Stored entries
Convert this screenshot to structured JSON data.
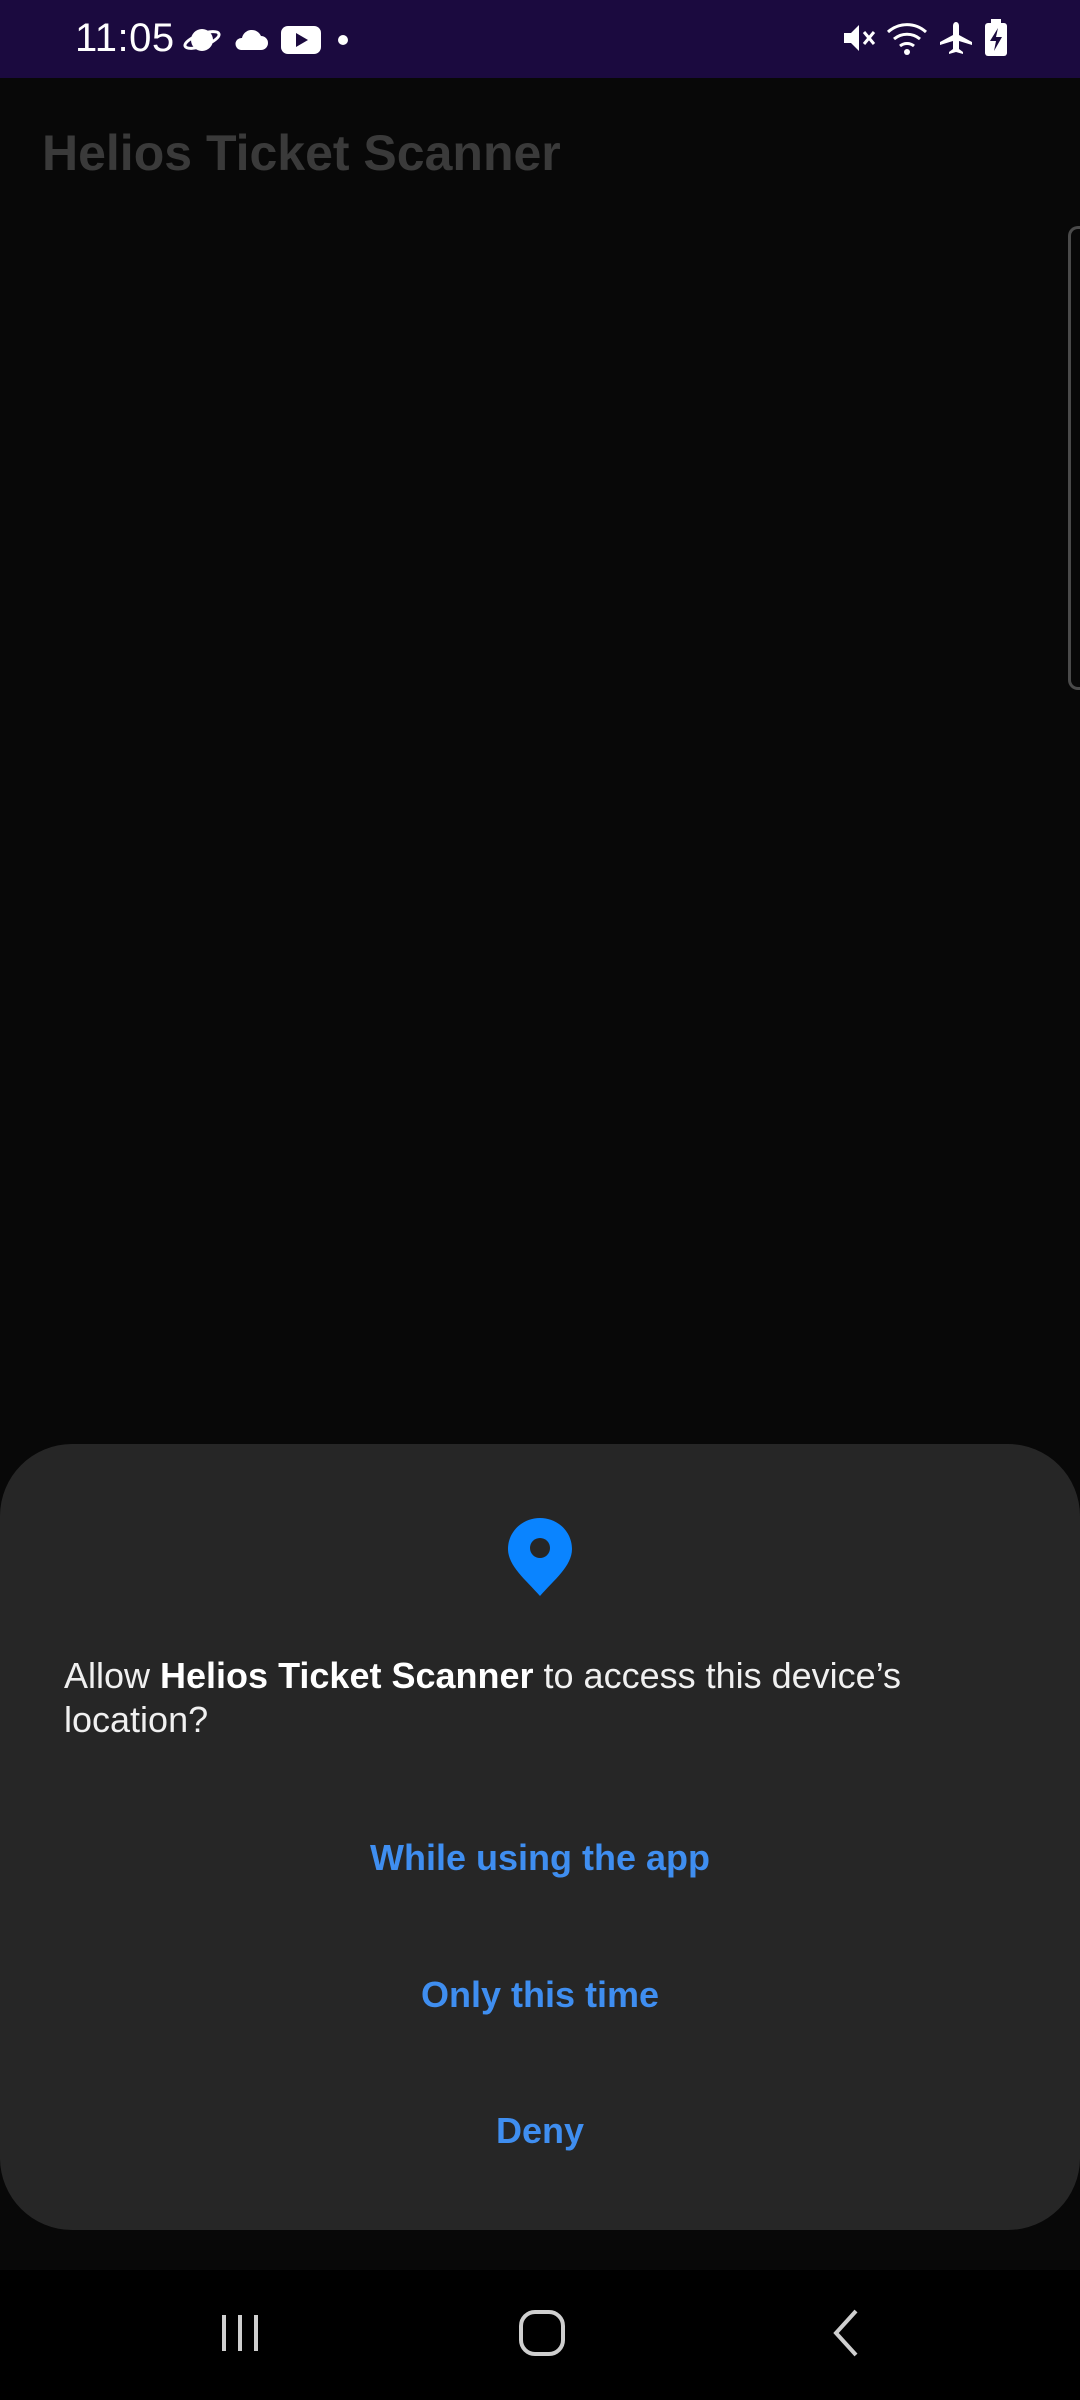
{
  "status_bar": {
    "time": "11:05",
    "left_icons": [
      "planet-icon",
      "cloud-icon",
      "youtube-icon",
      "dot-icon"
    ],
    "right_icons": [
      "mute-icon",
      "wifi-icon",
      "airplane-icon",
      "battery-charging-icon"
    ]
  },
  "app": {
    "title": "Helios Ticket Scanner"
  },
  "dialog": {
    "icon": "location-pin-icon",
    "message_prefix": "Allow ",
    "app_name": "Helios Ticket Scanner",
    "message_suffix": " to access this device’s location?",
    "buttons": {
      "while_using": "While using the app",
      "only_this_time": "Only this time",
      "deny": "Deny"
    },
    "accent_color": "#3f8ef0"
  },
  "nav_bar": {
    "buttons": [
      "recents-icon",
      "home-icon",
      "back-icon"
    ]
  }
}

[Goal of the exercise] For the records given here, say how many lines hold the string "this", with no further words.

[Answer box] 3